### Work request
Retrieve every line of the data holding the word "Clock".

### Interface dataset entries
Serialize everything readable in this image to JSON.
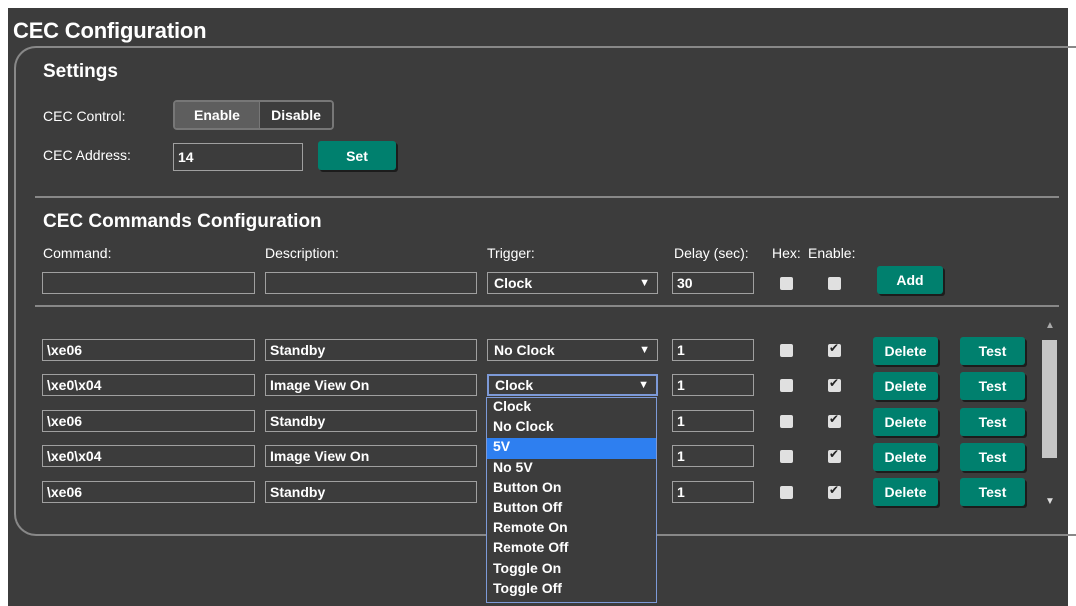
{
  "title": "CEC Configuration",
  "settings": {
    "heading": "Settings",
    "cec_control_label": "CEC Control:",
    "enable_label": "Enable",
    "disable_label": "Disable",
    "cec_address_label": "CEC Address:",
    "cec_address_value": "14",
    "set_label": "Set"
  },
  "commands": {
    "heading": "CEC Commands Configuration",
    "col_command": "Command:",
    "col_description": "Description:",
    "col_trigger": "Trigger:",
    "col_delay": "Delay (sec):",
    "col_hex": "Hex:",
    "col_enable": "Enable:",
    "new_command": "",
    "new_description": "",
    "new_trigger": "Clock",
    "new_delay": "30",
    "new_hex": false,
    "new_enable": false,
    "add_label": "Add",
    "delete_label": "Delete",
    "test_label": "Test"
  },
  "rows": [
    {
      "command": "\\xe06",
      "description": "Standby",
      "trigger": "No Clock",
      "delay": "1",
      "hex": false,
      "enable": true
    },
    {
      "command": "\\xe0\\x04",
      "description": "Image View On",
      "trigger": "Clock",
      "delay": "1",
      "hex": false,
      "enable": true
    },
    {
      "command": "\\xe06",
      "description": "Standby",
      "trigger": "",
      "delay": "1",
      "hex": false,
      "enable": true
    },
    {
      "command": "\\xe0\\x04",
      "description": "Image View On",
      "trigger": "",
      "delay": "1",
      "hex": false,
      "enable": true
    },
    {
      "command": "\\xe06",
      "description": "Standby",
      "trigger": "",
      "delay": "1",
      "hex": false,
      "enable": true
    }
  ],
  "trigger_dropdown": {
    "highlighted": "5V",
    "options": [
      "Clock",
      "No Clock",
      "5V",
      "No 5V",
      "Button On",
      "Button Off",
      "Remote On",
      "Remote Off",
      "Toggle On",
      "Toggle Off"
    ]
  },
  "icons": {
    "dropdown_arrow": "▼",
    "scroll_up": "▲",
    "scroll_down": "▼"
  },
  "colors": {
    "background": "#3c3c3c",
    "accent_button": "#00806e",
    "dropdown_highlight": "#2e7ff0",
    "segment_active": "#5e5e5e"
  }
}
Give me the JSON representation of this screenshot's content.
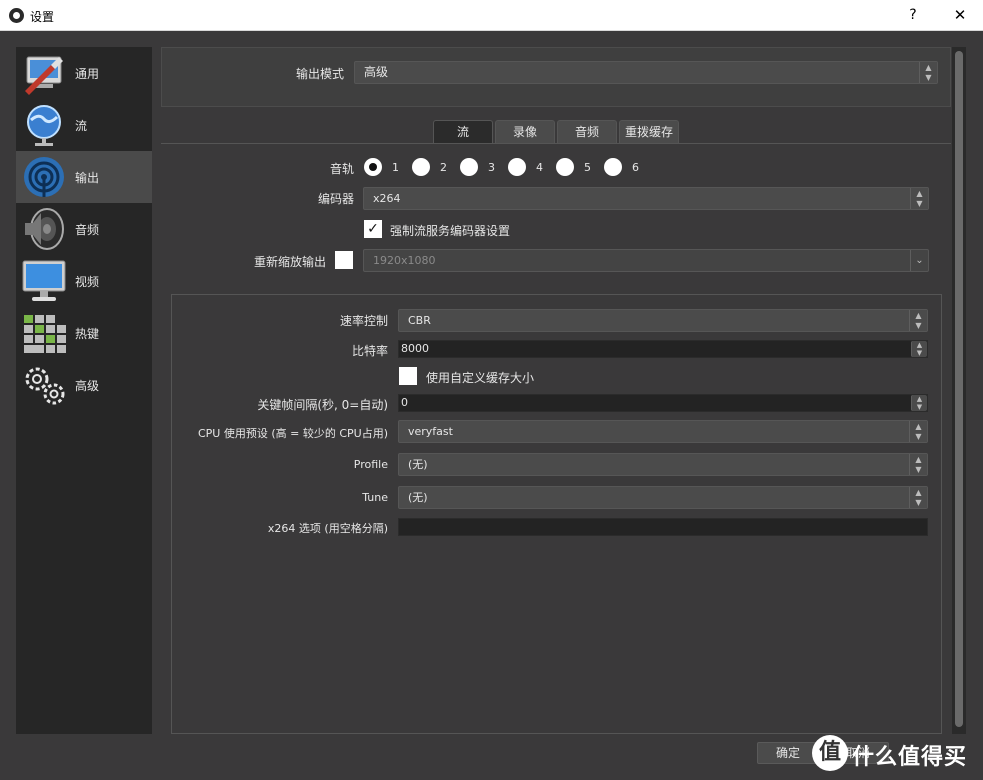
{
  "window": {
    "title": "设置",
    "help": "?",
    "close": "✕"
  },
  "sidebar": {
    "items": [
      {
        "label": "通用",
        "icon": "general-settings-icon"
      },
      {
        "label": "流",
        "icon": "stream-globe-icon"
      },
      {
        "label": "输出",
        "icon": "output-antenna-icon",
        "selected": true
      },
      {
        "label": "音频",
        "icon": "speaker-icon"
      },
      {
        "label": "视频",
        "icon": "monitor-icon"
      },
      {
        "label": "热键",
        "icon": "keyboard-icon"
      },
      {
        "label": "高级",
        "icon": "gears-icon"
      }
    ]
  },
  "output_mode": {
    "label": "输出模式",
    "value": "高级"
  },
  "tabs": [
    "流",
    "录像",
    "音频",
    "重拨缓存"
  ],
  "stream": {
    "track_label": "音轨",
    "tracks": [
      "1",
      "2",
      "3",
      "4",
      "5",
      "6"
    ],
    "encoder_label": "编码器",
    "encoder_value": "x264",
    "enforce_label": "强制流服务编码器设置",
    "rescale_label": "重新缩放输出",
    "rescale_value": "1920x1080"
  },
  "encoder_settings": {
    "rate_control_label": "速率控制",
    "rate_control_value": "CBR",
    "bitrate_label": "比特率",
    "bitrate_value": "8000",
    "custom_buffer_label": "使用自定义缓存大小",
    "keyframe_label": "关键帧间隔(秒, 0=自动)",
    "keyframe_value": "0",
    "preset_label": "CPU 使用预设 (高 = 较少的 CPU占用)",
    "preset_value": "veryfast",
    "profile_label": "Profile",
    "profile_value": "(无)",
    "tune_label": "Tune",
    "tune_value": "(无)",
    "x264opts_label": "x264 选项 (用空格分隔)",
    "x264opts_value": ""
  },
  "buttons": {
    "ok": "确定",
    "cancel": "取消"
  },
  "watermark": {
    "badge": "值",
    "text": "什么值得买"
  }
}
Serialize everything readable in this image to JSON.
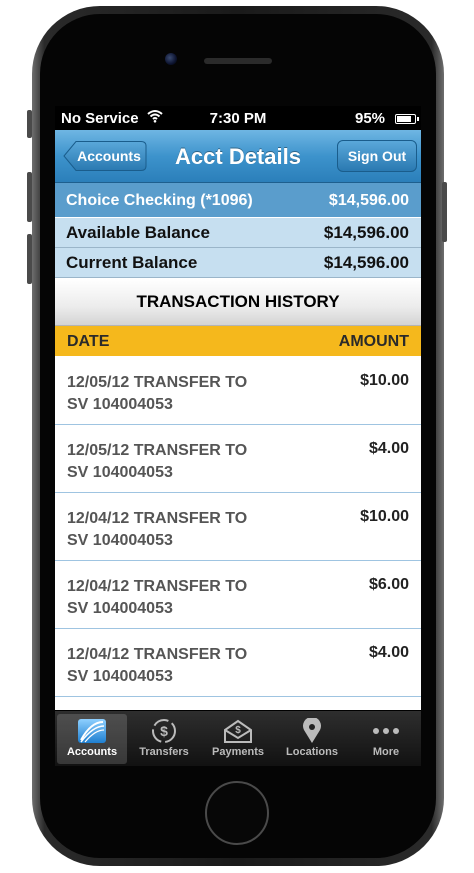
{
  "status_bar": {
    "carrier": "No Service",
    "time": "7:30 PM",
    "battery": "95%",
    "battery_level": 0.95
  },
  "nav": {
    "back_label": "Accounts",
    "title": "Acct Details",
    "sign_out_label": "Sign Out"
  },
  "account": {
    "name": "Choice Checking (*1096)",
    "balance": "$14,596.00"
  },
  "balances": [
    {
      "label": "Available Balance",
      "value": "$14,596.00"
    },
    {
      "label": "Current Balance",
      "value": "$14,596.00"
    }
  ],
  "history": {
    "title": "TRANSACTION HISTORY",
    "columns": {
      "date": "DATE",
      "amount": "AMOUNT"
    },
    "rows": [
      {
        "line1": "12/05/12 TRANSFER TO",
        "line2": "SV 104004053",
        "amount": "$10.00"
      },
      {
        "line1": "12/05/12 TRANSFER TO",
        "line2": "SV 104004053",
        "amount": "$4.00"
      },
      {
        "line1": "12/04/12 TRANSFER TO",
        "line2": "SV 104004053",
        "amount": "$10.00"
      },
      {
        "line1": "12/04/12 TRANSFER TO",
        "line2": "SV 104004053",
        "amount": "$6.00"
      },
      {
        "line1": "12/04/12 TRANSFER TO",
        "line2": "SV 104004053",
        "amount": "$4.00"
      }
    ]
  },
  "tabs": [
    {
      "label": "Accounts",
      "icon": "accounts-icon"
    },
    {
      "label": "Transfers",
      "icon": "transfers-icon"
    },
    {
      "label": "Payments",
      "icon": "payments-icon"
    },
    {
      "label": "Locations",
      "icon": "location-pin-icon"
    },
    {
      "label": "More",
      "icon": "more-dots-icon"
    }
  ],
  "colors": {
    "nav_blue": "#3d93cc",
    "account_blue": "#5a9dcc",
    "balance_bg": "#c6dff0",
    "column_header": "#f5b81c"
  }
}
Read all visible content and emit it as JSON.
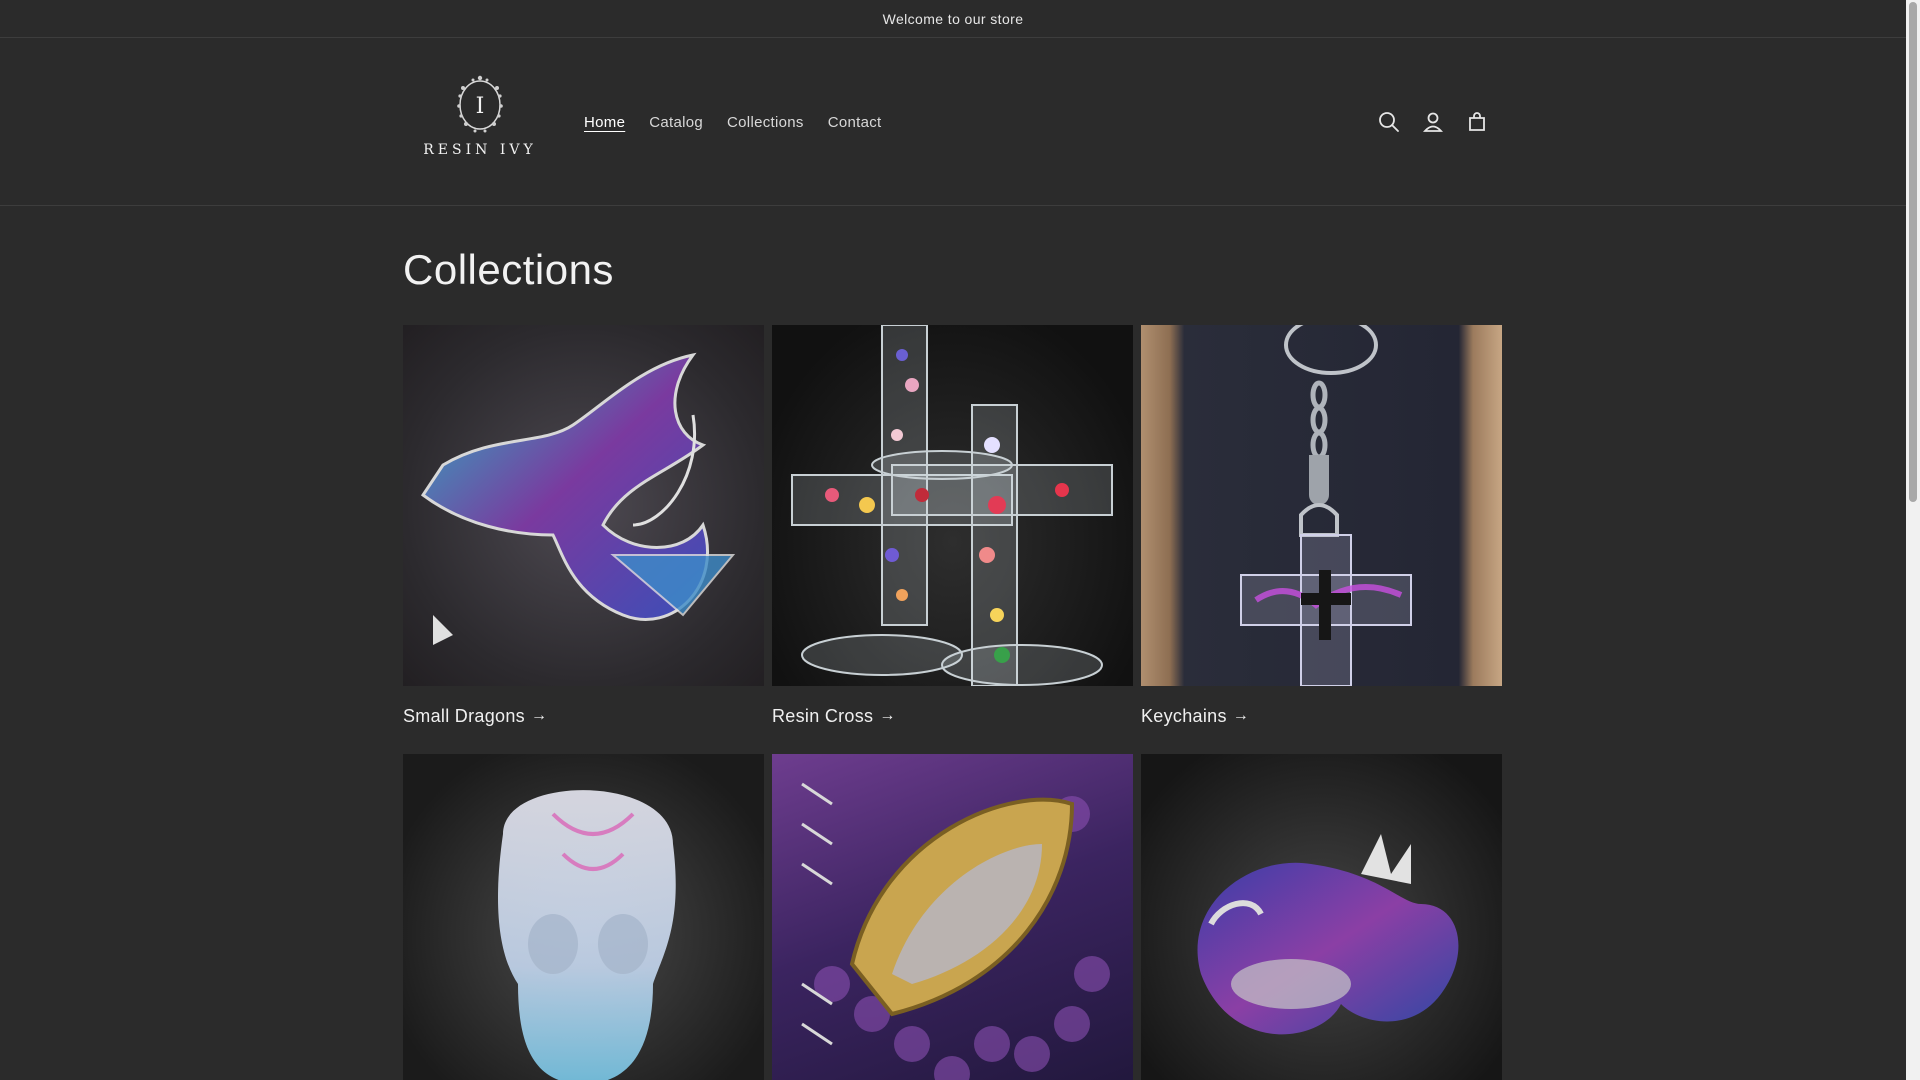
{
  "announcement": {
    "text": "Welcome to our store"
  },
  "header": {
    "logo_text": "RESIN IVY",
    "logo_letter": "I",
    "nav": [
      {
        "label": "Home",
        "active": true
      },
      {
        "label": "Catalog",
        "active": false
      },
      {
        "label": "Collections",
        "active": false
      },
      {
        "label": "Contact",
        "active": false
      }
    ],
    "icons": [
      "search-icon",
      "account-icon",
      "cart-icon"
    ]
  },
  "main": {
    "title": "Collections",
    "collections": [
      {
        "label": "Small Dragons",
        "image": "teal-purple-dragon"
      },
      {
        "label": "Resin Cross",
        "image": "floral-resin-crosses"
      },
      {
        "label": "Keychains",
        "image": "cross-keychain"
      },
      {
        "label": "",
        "image": "resin-skull"
      },
      {
        "label": "",
        "image": "dragon-eye-notebook"
      },
      {
        "label": "",
        "image": "curled-dragon"
      }
    ]
  },
  "colors": {
    "background": "#2b2b2b",
    "text": "#ececec",
    "border": "#3d3d3d"
  }
}
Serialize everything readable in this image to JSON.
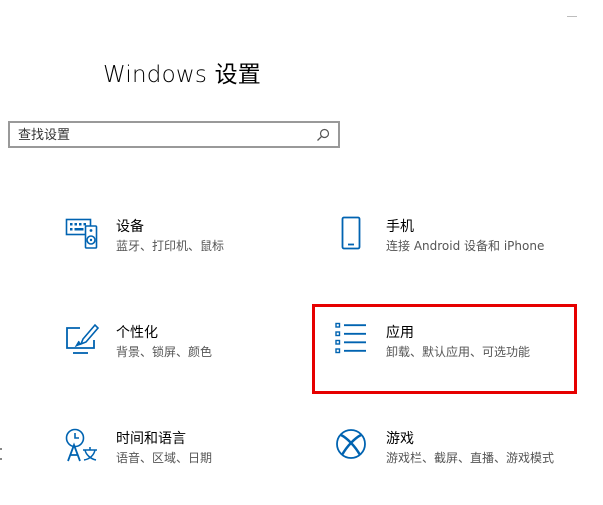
{
  "window": {
    "title": "Windows 设置"
  },
  "search": {
    "placeholder": "查找设置",
    "value": ""
  },
  "tiles": [
    {
      "id": "devices",
      "icon": "keyboard-speaker-icon",
      "title": "设备",
      "desc": "蓝牙、打印机、鼠标"
    },
    {
      "id": "phone",
      "icon": "phone-icon",
      "title": "手机",
      "desc": "连接 Android 设备和 iPhone"
    },
    {
      "id": "personalization",
      "icon": "brush-screen-icon",
      "title": "个性化",
      "desc": "背景、锁屏、颜色"
    },
    {
      "id": "apps",
      "icon": "apps-list-icon",
      "title": "应用",
      "desc": "卸载、默认应用、可选功能"
    },
    {
      "id": "time-language",
      "icon": "time-language-icon",
      "title": "时间和语言",
      "desc": "语音、区域、日期"
    },
    {
      "id": "gaming",
      "icon": "xbox-icon",
      "title": "游戏",
      "desc": "游戏栏、截屏、直播、游戏模式"
    }
  ],
  "colors": {
    "accent": "#0063b1",
    "highlight": "#e60000"
  }
}
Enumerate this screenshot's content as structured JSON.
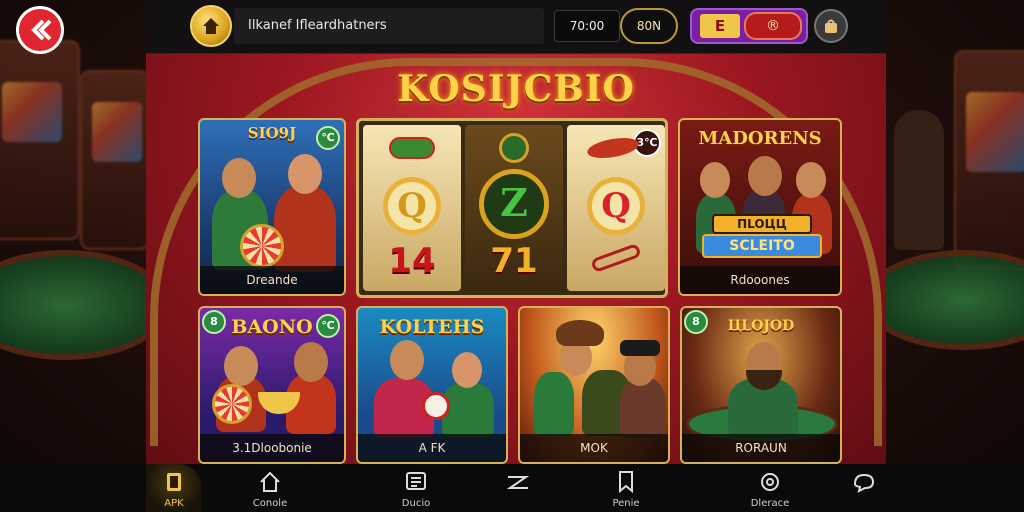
{
  "header": {
    "marquee_text": "Ilkanef Ifleardhatners",
    "balance": "70:00",
    "join_label": "80N",
    "toggle_left": "E",
    "toggle_right": "®"
  },
  "lobby": {
    "title": "KOSIJCBIO",
    "tiles": [
      {
        "name": "SIO9J",
        "label": "Dreande",
        "badge": "℃"
      },
      {
        "name": "MADORENS",
        "subtitle": "SCLEITO",
        "subtitle_top": "ПLOЦЦ",
        "label": "Rdooones"
      },
      {
        "name": "BAONO",
        "label": "3.1Dloobonie",
        "badge_left": "8",
        "badge_right": "℃"
      },
      {
        "name": "KOLTEHS",
        "label": "A FK"
      },
      {
        "name": "",
        "label": "MOK"
      },
      {
        "name": "ЦLOJOD",
        "label": "RORAUN",
        "badge": "8"
      }
    ],
    "slot": {
      "reels": [
        {
          "symbol": "Q",
          "number": "14"
        },
        {
          "symbol": "Z",
          "number": "71"
        },
        {
          "symbol": "Q",
          "number": ""
        }
      ],
      "badge": "3℃"
    }
  },
  "nav": {
    "items": [
      {
        "label": "APK",
        "icon": "apk-icon"
      },
      {
        "label": "Conole",
        "icon": "home-icon"
      },
      {
        "label": "Ducio",
        "icon": "document-icon"
      },
      {
        "label": "",
        "icon": "zigzag-icon"
      },
      {
        "label": "Penie",
        "icon": "bookmark-icon"
      },
      {
        "label": "Dlerace",
        "icon": "settings-icon"
      },
      {
        "label": "",
        "icon": "chat-icon"
      }
    ]
  },
  "colors": {
    "accent_gold": "#ffd24a",
    "felt_green": "#2a8a3e",
    "banner_red": "#b51b1b",
    "toggle_purple": "#7a1fa3"
  }
}
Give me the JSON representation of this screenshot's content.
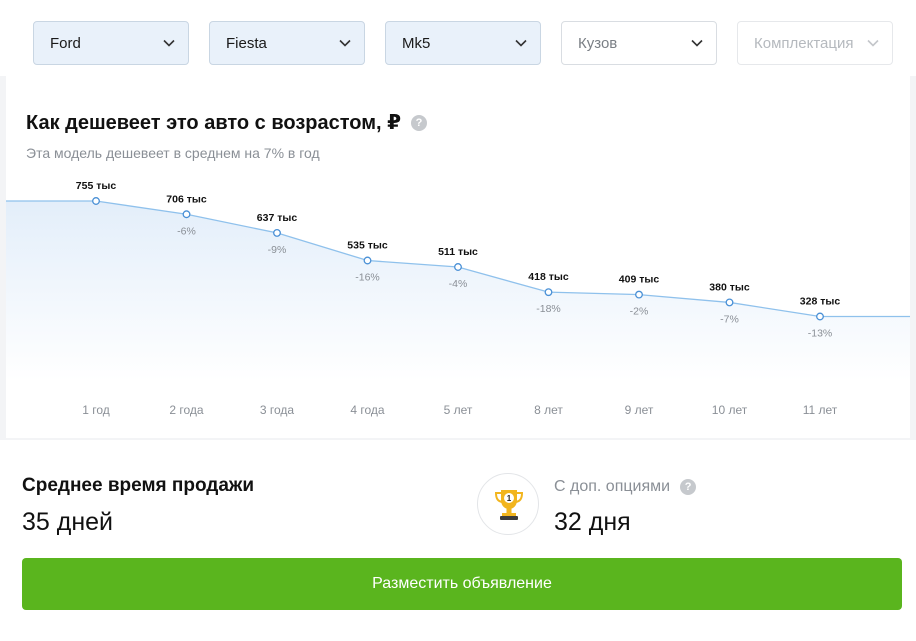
{
  "filters": [
    {
      "label": "Ford",
      "state": "selected"
    },
    {
      "label": "Fiesta",
      "state": "selected"
    },
    {
      "label": "Mk5",
      "state": "selected"
    },
    {
      "label": "Кузов",
      "state": "empty"
    },
    {
      "label": "Комплектация",
      "state": "disabled"
    }
  ],
  "chart_data": {
    "type": "line",
    "title": "Как дешевеет это авто с возрастом, ₽",
    "subtitle": "Эта модель дешевеет в среднем на 7% в год",
    "categories": [
      "1 год",
      "2 года",
      "3 года",
      "4 года",
      "5 лет",
      "8 лет",
      "9 лет",
      "10 лет",
      "11 лет"
    ],
    "values": [
      755,
      706,
      637,
      535,
      511,
      418,
      409,
      380,
      328
    ],
    "value_labels": [
      "755 тыс",
      "706 тыс",
      "637 тыс",
      "535 тыс",
      "511 тыс",
      "418 тыс",
      "409 тыс",
      "380 тыс",
      "328 тыс"
    ],
    "change_labels": [
      "",
      "-6%",
      "-9%",
      "-16%",
      "-4%",
      "-18%",
      "-2%",
      "-7%",
      "-13%"
    ],
    "unit": "тыс",
    "colors": {
      "line": "#8fc1ec",
      "fill_top": "#e3eefa",
      "fill_bottom": "#ffffff",
      "point": "#4a90d6"
    }
  },
  "stats": {
    "avg_label": "Среднее время продажи",
    "avg_value": "35 дней",
    "options_label": "С доп. опциями",
    "options_value": "32 дня",
    "trophy_number": "1"
  },
  "cta": {
    "label": "Разместить объявление",
    "color": "#5ab51e"
  },
  "help_glyph": "?"
}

### Problem solution
    "new_trigger": "Clock",
      "trigger": "No Clock",
      "trigger": "Clock",
      "Clock",
      "No Clock",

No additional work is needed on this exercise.